G.I. Bill Needs Updating
Wes Clark and Jon Soltz take to the op-ed pages of the LAT to urge John McCain to support a massive increase in educational benefits for our veterans.
The Post-9/11 Veterans Educational Assistance Act, sponsored by Sens. Jim Webb (D-Va.) and Chuck Hagel (R-Neb.), will restore the promise of a cost-free education to those who serve in the military. The original GI Bill transformed American history, providing education for returning soldiers. The GI Bill not only recognized our nation’s moral duty for the enormous sacrifices of our World War II veterans, but it helped create America’s middle class and spurred decades of economic growth for our country. Economists estimate that the original bill returned anywhere between $5 and $13 for every dollar we spent on it. But the original GI Bill has become woefully outdated, to the point where the average benefit doesn’t even cover half the cost of an in-state student’s education at a public college.
The Post-9/11 Veterans Act, which has an estimated cost between $2.5 billion and $4 billion, is common-sense legislation. With 51 cosponsors, including nine Republicans, the three other Vietnam War veterans in the Senate and former Secretary of the Navy John Warner, the bill simply updates what the late historian Stephen Ambrose called “the best piece of legislation ever passed by the U.S. Congress.” Yet, faced with unprecedented filibusters, it needs 60 cosponsors. As de facto leader of the party, McCain could signal to other Republicans to sign on to the bill and assure passage.

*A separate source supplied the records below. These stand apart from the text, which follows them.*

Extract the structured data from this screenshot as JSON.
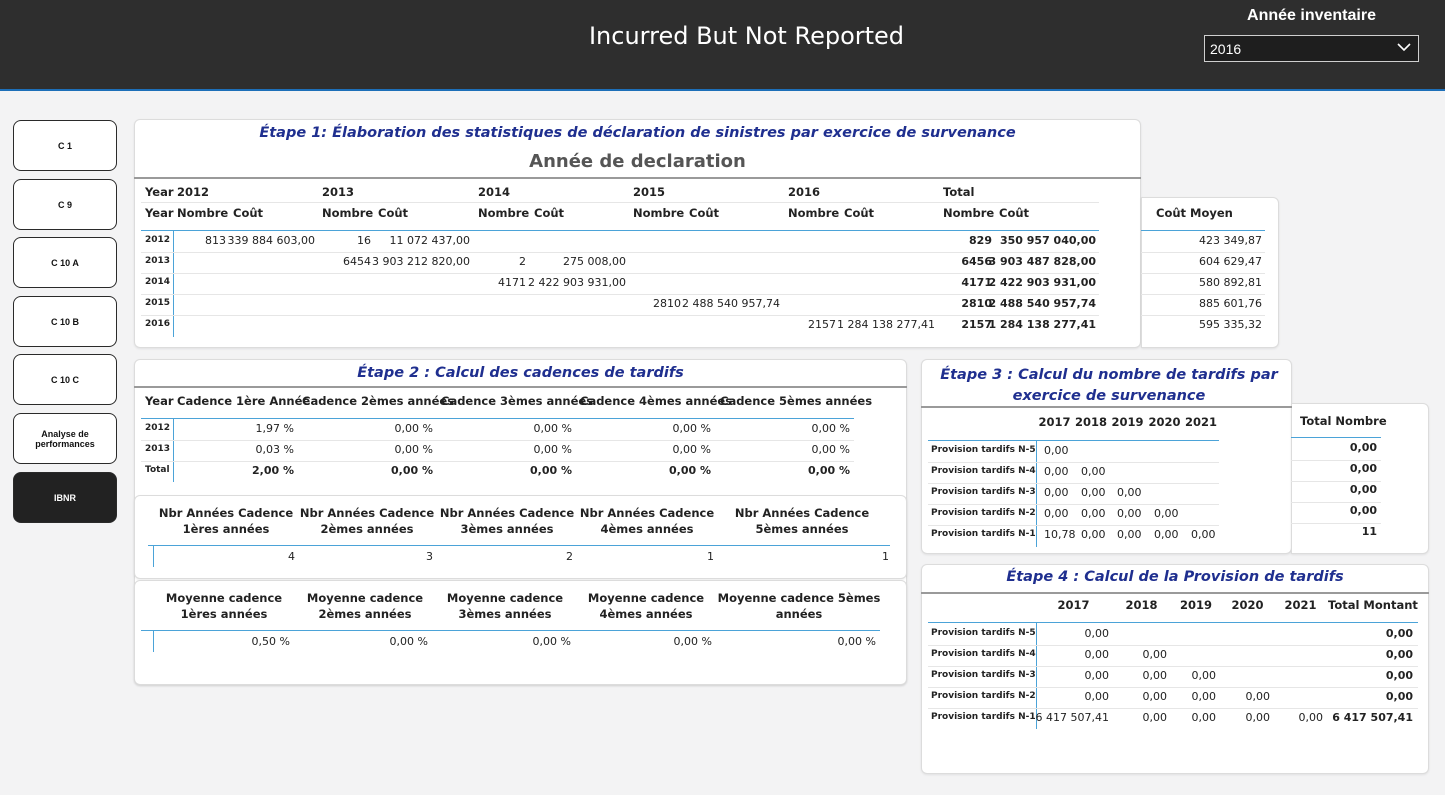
{
  "header": {
    "title": "Incurred But Not Reported",
    "year_label": "Année inventaire",
    "year_value": "2016"
  },
  "nav": [
    "C 1",
    "C 9",
    "C 10 A",
    "C 10 B",
    "C 10 C",
    "Analyse de performances",
    "IBNR"
  ],
  "etape1": {
    "title": "Étape 1: Élaboration des statistiques de déclaration de sinistres par exercice de survenance",
    "subtitle": "Année de declaration",
    "year_hdr": "Year",
    "years": [
      "2012",
      "2013",
      "2014",
      "2015",
      "2016",
      "Total"
    ],
    "nombre": "Nombre",
    "cout": "Coût",
    "rows": [
      [
        "2012",
        "813",
        "339 884 603,00",
        "16",
        "11 072 437,00",
        "",
        "",
        "",
        "",
        "",
        "",
        "829",
        "350 957 040,00"
      ],
      [
        "2013",
        "",
        "",
        "6454",
        "3 903 212 820,00",
        "2",
        "275 008,00",
        "",
        "",
        "",
        "",
        "6456",
        "3 903 487 828,00"
      ],
      [
        "2014",
        "",
        "",
        "",
        "",
        "4171",
        "2 422 903 931,00",
        "",
        "",
        "",
        "",
        "4171",
        "2 422 903 931,00"
      ],
      [
        "2015",
        "",
        "",
        "",
        "",
        "",
        "",
        "2810",
        "2 488 540 957,74",
        "",
        "",
        "2810",
        "2 488 540 957,74"
      ],
      [
        "2016",
        "",
        "",
        "",
        "",
        "",
        "",
        "",
        "",
        "2157",
        "1 284 138 277,41",
        "2157",
        "1 284 138 277,41"
      ]
    ],
    "cout_moyen_hdr": "Coût Moyen",
    "cout_moyen": [
      "423 349,87",
      "604 629,47",
      "580 892,81",
      "885 601,76",
      "595 335,32"
    ]
  },
  "etape2": {
    "title": "Étape 2 : Calcul des cadences de tardifs",
    "headers": [
      "Year",
      "Cadence 1ère Année",
      "Cadence 2èmes années",
      "Cadence 3èmes années",
      "Cadence 4èmes années",
      "Cadence 5èmes années"
    ],
    "rows": [
      [
        "2012",
        "1,97 %",
        "0,00 %",
        "0,00 %",
        "0,00 %",
        "0,00 %"
      ],
      [
        "2013",
        "0,03 %",
        "0,00 %",
        "0,00 %",
        "0,00 %",
        "0,00 %"
      ],
      [
        "Total",
        "2,00 %",
        "0,00 %",
        "0,00 %",
        "0,00 %",
        "0,00 %"
      ]
    ],
    "nbr_headers": [
      "Nbr Années Cadence 1ères années",
      "Nbr Années Cadence 2èmes années",
      "Nbr Années Cadence 3èmes années",
      "Nbr Années Cadence 4èmes années",
      "Nbr Années Cadence 5èmes années"
    ],
    "nbr_values": [
      "4",
      "3",
      "2",
      "1",
      "1"
    ],
    "moy_headers": [
      "Moyenne cadence 1ères années",
      "Moyenne cadence 2èmes années",
      "Moyenne cadence 3èmes années",
      "Moyenne cadence 4èmes années",
      "Moyenne cadence 5èmes années"
    ],
    "moy_values": [
      "0,50 %",
      "0,00 %",
      "0,00 %",
      "0,00 %",
      "0,00 %"
    ]
  },
  "etape3": {
    "title": "Étape 3 : Calcul du nombre de tardifs par exercice de survenance",
    "years": [
      "2017",
      "2018",
      "2019",
      "2020",
      "2021"
    ],
    "labels": [
      "Provision tardifs N-5",
      "Provision tardifs N-4",
      "Provision tardifs N-3",
      "Provision tardifs N-2",
      "Provision tardifs N-1"
    ],
    "rows": [
      [
        "0,00",
        "",
        "",
        "",
        ""
      ],
      [
        "0,00",
        "0,00",
        "",
        "",
        ""
      ],
      [
        "0,00",
        "0,00",
        "0,00",
        "",
        ""
      ],
      [
        "0,00",
        "0,00",
        "0,00",
        "0,00",
        ""
      ],
      [
        "10,78",
        "0,00",
        "0,00",
        "0,00",
        "0,00"
      ]
    ],
    "total_hdr": "Total Nombre",
    "totals": [
      "0,00",
      "0,00",
      "0,00",
      "0,00",
      "11"
    ]
  },
  "etape4": {
    "title": "Étape 4 : Calcul de la Provision de tardifs",
    "headers": [
      "2017",
      "2018",
      "2019",
      "2020",
      "2021",
      "Total Montant"
    ],
    "labels": [
      "Provision tardifs N-5",
      "Provision tardifs N-4",
      "Provision tardifs N-3",
      "Provision tardifs N-2",
      "Provision tardifs N-1"
    ],
    "rows": [
      [
        "0,00",
        "",
        "",
        "",
        "",
        "0,00"
      ],
      [
        "0,00",
        "0,00",
        "",
        "",
        "",
        "0,00"
      ],
      [
        "0,00",
        "0,00",
        "0,00",
        "",
        "",
        "0,00"
      ],
      [
        "0,00",
        "0,00",
        "0,00",
        "0,00",
        "",
        "0,00"
      ],
      [
        "6 417 507,41",
        "0,00",
        "0,00",
        "0,00",
        "0,00",
        "6 417 507,41"
      ]
    ]
  }
}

The White House has voiced concern on the bill, arguing that if returning troops are offered a good education, they will choose college over extending their service. This is as offensive as it is absurd.
First, it is morally reprehensible to fix the system so that civilian life is unappealing to service members, in an attempt to force them to re-up. Education assistance is not a handout, it is a sacred promise that we have made for generations in return for service.
Second, falling military recruitment numbers are just as serious as retention problems. To send the message that this nation will not help you make the most of your life will dissuade a large number of our best and brightest from choosing military service over other career options.
McCain has not committed himself one way or the other on this legislation, claiming he hasn’t had time to read it. Certainly, it’s time to make time.
Kevin Drum is right: “Updating the GI Bill seems like a political no-brainer. Even if it were a bad idea on the merits, it seems like the kind of thing that would get huge bipartisan support. After all, who’s opposed to a college education for returning Iraq vets?”
One could reasonably argue that this particular bill is too expensive or larded with poison pills but, surely, McCain is in an ideal position to take the lead in proposing whatever changes might need to be made to fix it.
An NPR story on this issue this morning noted that the original G.I. Bill was sufficiently generous that vets could attend even the most elite private institutions. Given how much tuition has soared compared to inflation, that’s probably not feasible. Certainly, though, a year of military service ought earn a year’s in-state tuition and books at a public institution. And it would be awfully nice, indeed, if the elite private schools considered a G.I. Bill voucher payment in full.
Image: The History Cooperative